# INSTRUCTIONS TO FOLLOW
Extract the records in full, leaving every picture out.

# MATERIAL TO PROCESS
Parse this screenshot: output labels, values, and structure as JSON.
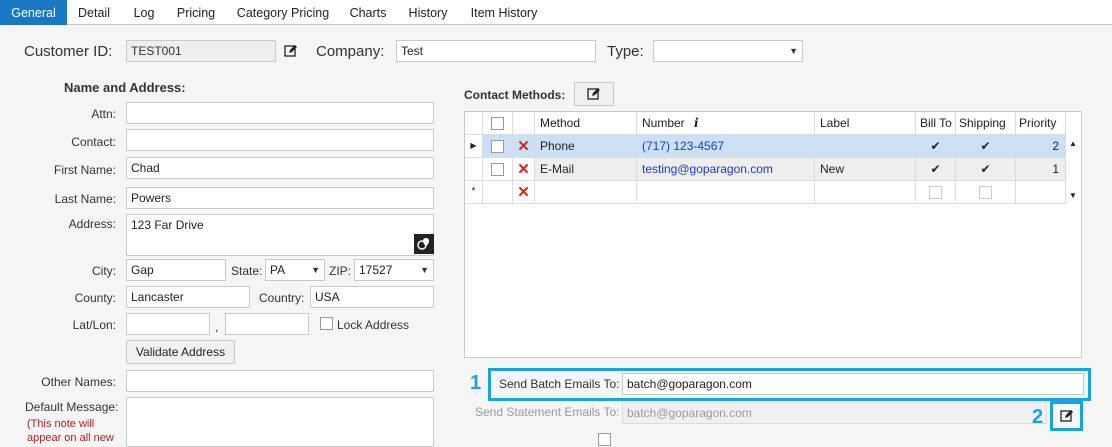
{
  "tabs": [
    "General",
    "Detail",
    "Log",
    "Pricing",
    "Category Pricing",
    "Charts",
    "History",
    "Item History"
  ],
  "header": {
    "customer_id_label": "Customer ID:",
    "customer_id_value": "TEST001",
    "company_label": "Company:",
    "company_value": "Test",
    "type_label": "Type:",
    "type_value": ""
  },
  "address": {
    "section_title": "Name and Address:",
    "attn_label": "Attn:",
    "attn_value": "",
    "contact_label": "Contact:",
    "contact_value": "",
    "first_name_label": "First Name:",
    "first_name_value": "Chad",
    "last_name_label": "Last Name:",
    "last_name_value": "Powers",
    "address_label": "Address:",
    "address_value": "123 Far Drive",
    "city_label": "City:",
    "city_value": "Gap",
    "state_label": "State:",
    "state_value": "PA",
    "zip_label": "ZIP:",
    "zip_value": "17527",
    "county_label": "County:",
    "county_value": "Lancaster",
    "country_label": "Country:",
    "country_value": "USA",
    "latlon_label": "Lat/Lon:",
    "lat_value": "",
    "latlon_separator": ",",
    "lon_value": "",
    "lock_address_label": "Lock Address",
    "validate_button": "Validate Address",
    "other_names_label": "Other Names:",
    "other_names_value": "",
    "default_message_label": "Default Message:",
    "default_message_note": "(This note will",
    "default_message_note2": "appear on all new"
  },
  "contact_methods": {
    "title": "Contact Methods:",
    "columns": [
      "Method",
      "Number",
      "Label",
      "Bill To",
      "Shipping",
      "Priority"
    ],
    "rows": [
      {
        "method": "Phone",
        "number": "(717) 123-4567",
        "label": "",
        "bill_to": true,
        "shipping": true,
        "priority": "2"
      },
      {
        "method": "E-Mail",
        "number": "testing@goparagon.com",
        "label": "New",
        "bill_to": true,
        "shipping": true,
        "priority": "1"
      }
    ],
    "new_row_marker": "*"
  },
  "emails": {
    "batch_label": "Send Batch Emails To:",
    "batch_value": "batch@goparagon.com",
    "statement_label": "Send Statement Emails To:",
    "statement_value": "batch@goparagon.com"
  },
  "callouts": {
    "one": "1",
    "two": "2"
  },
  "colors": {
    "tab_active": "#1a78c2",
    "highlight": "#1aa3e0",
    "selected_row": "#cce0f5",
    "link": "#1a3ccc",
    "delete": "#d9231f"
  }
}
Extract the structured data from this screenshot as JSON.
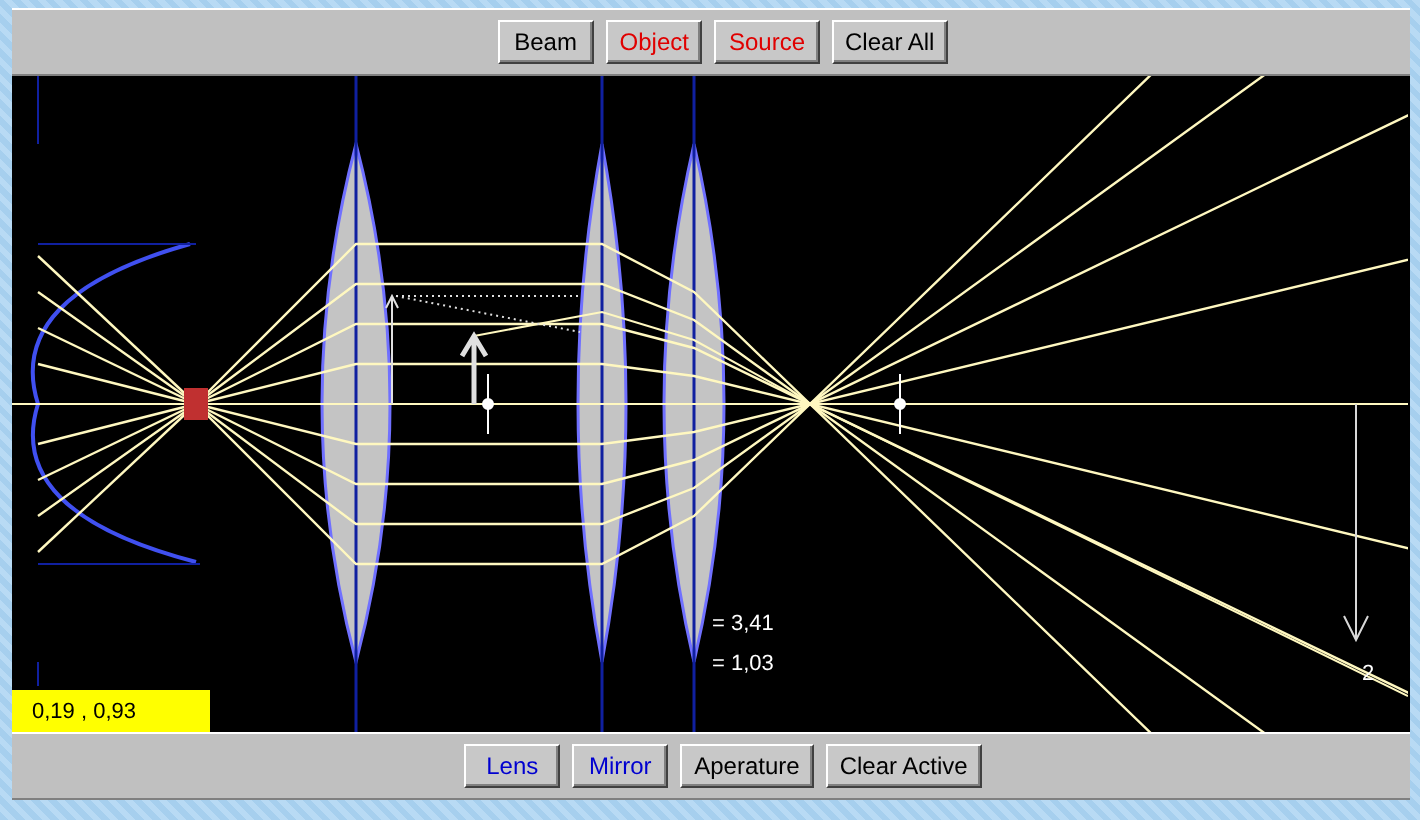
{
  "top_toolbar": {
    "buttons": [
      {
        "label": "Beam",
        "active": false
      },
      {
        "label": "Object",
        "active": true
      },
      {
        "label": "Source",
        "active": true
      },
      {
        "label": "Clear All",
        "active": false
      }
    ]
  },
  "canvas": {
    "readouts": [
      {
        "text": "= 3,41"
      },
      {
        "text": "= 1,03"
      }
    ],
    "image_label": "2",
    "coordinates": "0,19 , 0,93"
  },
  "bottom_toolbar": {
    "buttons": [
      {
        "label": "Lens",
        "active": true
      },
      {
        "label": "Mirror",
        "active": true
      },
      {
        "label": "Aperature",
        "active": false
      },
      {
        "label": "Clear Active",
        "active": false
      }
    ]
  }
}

# RESPONSE AREA
Parse this screenshot: output labels, values, and structure as JSON.
{
  "tabs": [
    "General",
    "Detail",
    "Log",
    "Pricing",
    "Category Pricing",
    "Charts",
    "History",
    "Item History"
  ],
  "header": {
    "customer_id_label": "Customer ID:",
    "customer_id_value": "TEST001",
    "company_label": "Company:",
    "company_value": "Test",
    "type_label": "Type:",
    "type_value": ""
  },
  "address": {
    "section_title": "Name and Address:",
    "attn_label": "Attn:",
    "attn_value": "",
    "contact_label": "Contact:",
    "contact_value": "",
    "first_name_label": "First Name:",
    "first_name_value": "Chad",
    "last_name_label": "Last Name:",
    "last_name_value": "Powers",
    "address_label": "Address:",
    "address_value": "123 Far Drive",
    "city_label": "City:",
    "city_value": "Gap",
    "state_label": "State:",
    "state_value": "PA",
    "zip_label": "ZIP:",
    "zip_value": "17527",
    "county_label": "County:",
    "county_value": "Lancaster",
    "country_label": "Country:",
    "country_value": "USA",
    "latlon_label": "Lat/Lon:",
    "lat_value": "",
    "latlon_separator": ",",
    "lon_value": "",
    "lock_address_label": "Lock Address",
    "validate_button": "Validate Address",
    "other_names_label": "Other Names:",
    "other_names_value": "",
    "default_message_label": "Default Message:",
    "default_message_note": "(This note will",
    "default_message_note2": "appear on all new"
  },
  "contact_methods": {
    "title": "Contact Methods:",
    "columns": [
      "Method",
      "Number",
      "Label",
      "Bill To",
      "Shipping",
      "Priority"
    ],
    "rows": [
      {
        "method": "Phone",
        "number": "(717) 123-4567",
        "label": "",
        "bill_to": true,
        "shipping": true,
        "priority": "2"
      },
      {
        "method": "E-Mail",
        "number": "testing@goparagon.com",
        "label": "New",
        "bill_to": true,
        "shipping": true,
        "priority": "1"
      }
    ],
    "new_row_marker": "*"
  },
  "emails": {
    "batch_label": "Send Batch Emails To:",
    "batch_value": "batch@goparagon.com",
    "statement_label": "Send Statement Emails To:",
    "statement_value": "batch@goparagon.com"
  },
  "callouts": {
    "one": "1",
    "two": "2"
  },
  "colors": {
    "tab_active": "#1a78c2",
    "highlight": "#1aa3e0",
    "selected_row": "#cce0f5",
    "link": "#1a3ccc",
    "delete": "#d9231f"
  }
}
Extract the structured data from this screenshot as JSON.
{
  "top_toolbar": {
    "buttons": [
      {
        "label": "Beam",
        "active": false
      },
      {
        "label": "Object",
        "active": true
      },
      {
        "label": "Source",
        "active": true
      },
      {
        "label": "Clear All",
        "active": false
      }
    ]
  },
  "canvas": {
    "readouts": [
      {
        "text": "= 3,41"
      },
      {
        "text": "= 1,03"
      }
    ],
    "image_label": "2",
    "coordinates": "0,19 , 0,93"
  },
  "bottom_toolbar": {
    "buttons": [
      {
        "label": "Lens",
        "active": true
      },
      {
        "label": "Mirror",
        "active": true
      },
      {
        "label": "Aperature",
        "active": false
      },
      {
        "label": "Clear Active",
        "active": false
      }
    ]
  }
}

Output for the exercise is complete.